### WHAT IS REQUIRED
Every entry is to be printed again precisely as given.

[[ DATASET EXTRACT open ]]

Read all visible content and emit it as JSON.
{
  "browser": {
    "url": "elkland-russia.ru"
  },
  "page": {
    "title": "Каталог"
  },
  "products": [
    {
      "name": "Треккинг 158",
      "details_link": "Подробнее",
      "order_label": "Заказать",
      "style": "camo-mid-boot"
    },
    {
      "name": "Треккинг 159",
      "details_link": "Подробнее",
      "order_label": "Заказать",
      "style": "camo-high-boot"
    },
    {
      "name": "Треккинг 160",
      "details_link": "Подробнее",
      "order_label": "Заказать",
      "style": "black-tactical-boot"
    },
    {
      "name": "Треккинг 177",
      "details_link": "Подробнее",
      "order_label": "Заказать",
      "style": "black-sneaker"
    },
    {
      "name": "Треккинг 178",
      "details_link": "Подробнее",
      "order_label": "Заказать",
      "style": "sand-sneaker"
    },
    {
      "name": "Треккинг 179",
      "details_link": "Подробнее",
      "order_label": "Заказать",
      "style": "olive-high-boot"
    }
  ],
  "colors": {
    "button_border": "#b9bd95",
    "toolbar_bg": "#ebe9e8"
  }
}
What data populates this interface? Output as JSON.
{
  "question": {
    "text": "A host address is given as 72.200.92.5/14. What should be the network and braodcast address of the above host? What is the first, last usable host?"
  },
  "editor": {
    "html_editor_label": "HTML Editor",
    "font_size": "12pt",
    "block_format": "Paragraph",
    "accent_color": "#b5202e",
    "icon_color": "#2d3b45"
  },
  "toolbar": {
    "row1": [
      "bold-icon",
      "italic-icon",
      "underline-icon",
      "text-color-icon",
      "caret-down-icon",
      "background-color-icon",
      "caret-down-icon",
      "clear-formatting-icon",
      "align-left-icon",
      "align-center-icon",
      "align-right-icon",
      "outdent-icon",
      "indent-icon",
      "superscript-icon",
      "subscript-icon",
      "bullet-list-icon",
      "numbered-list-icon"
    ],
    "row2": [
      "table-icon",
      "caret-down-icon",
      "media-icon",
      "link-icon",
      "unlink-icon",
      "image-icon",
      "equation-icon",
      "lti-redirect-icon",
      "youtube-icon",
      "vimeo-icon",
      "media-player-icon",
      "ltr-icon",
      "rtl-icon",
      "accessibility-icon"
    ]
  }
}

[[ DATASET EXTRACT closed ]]

### OUTPUT OF THE TASK
Read all visible content and emit it as JSON.
{
  "browser": {
    "url": "elkland-russia.ru"
  },
  "page": {
    "title": "Каталог"
  },
  "products": [
    {
      "name": "Треккинг 158",
      "details_link": "Подробнее",
      "order_label": "Заказать",
      "style": "camo-mid-boot"
    },
    {
      "name": "Треккинг 159",
      "details_link": "Подробнее",
      "order_label": "Заказать",
      "style": "camo-high-boot"
    },
    {
      "name": "Треккинг 160",
      "details_link": "Подробнее",
      "order_label": "Заказать",
      "style": "black-tactical-boot"
    },
    {
      "name": "Треккинг 177",
      "details_link": "Подробнее",
      "order_label": "Заказать",
      "style": "black-sneaker"
    },
    {
      "name": "Треккинг 178",
      "details_link": "Подробнее",
      "order_label": "Заказать",
      "style": "sand-sneaker"
    },
    {
      "name": "Треккинг 179",
      "details_link": "Подробнее",
      "order_label": "Заказать",
      "style": "olive-high-boot"
    }
  ],
  "colors": {
    "button_border": "#b9bd95",
    "toolbar_bg": "#ebe9e8"
  }
}
What data populates this interface? Output as JSON.
{
  "question": {
    "text": "A host address is given as 72.200.92.5/14. What should be the network and braodcast address of the above host? What is the first, last usable host?"
  },
  "editor": {
    "html_editor_label": "HTML Editor",
    "font_size": "12pt",
    "block_format": "Paragraph",
    "accent_color": "#b5202e",
    "icon_color": "#2d3b45"
  },
  "toolbar": {
    "row1": [
      "bold-icon",
      "italic-icon",
      "underline-icon",
      "text-color-icon",
      "caret-down-icon",
      "background-color-icon",
      "caret-down-icon",
      "clear-formatting-icon",
      "align-left-icon",
      "align-center-icon",
      "align-right-icon",
      "outdent-icon",
      "indent-icon",
      "superscript-icon",
      "subscript-icon",
      "bullet-list-icon",
      "numbered-list-icon"
    ],
    "row2": [
      "table-icon",
      "caret-down-icon",
      "media-icon",
      "link-icon",
      "unlink-icon",
      "image-icon",
      "equation-icon",
      "lti-redirect-icon",
      "youtube-icon",
      "vimeo-icon",
      "media-player-icon",
      "ltr-icon",
      "rtl-icon",
      "accessibility-icon"
    ]
  }
}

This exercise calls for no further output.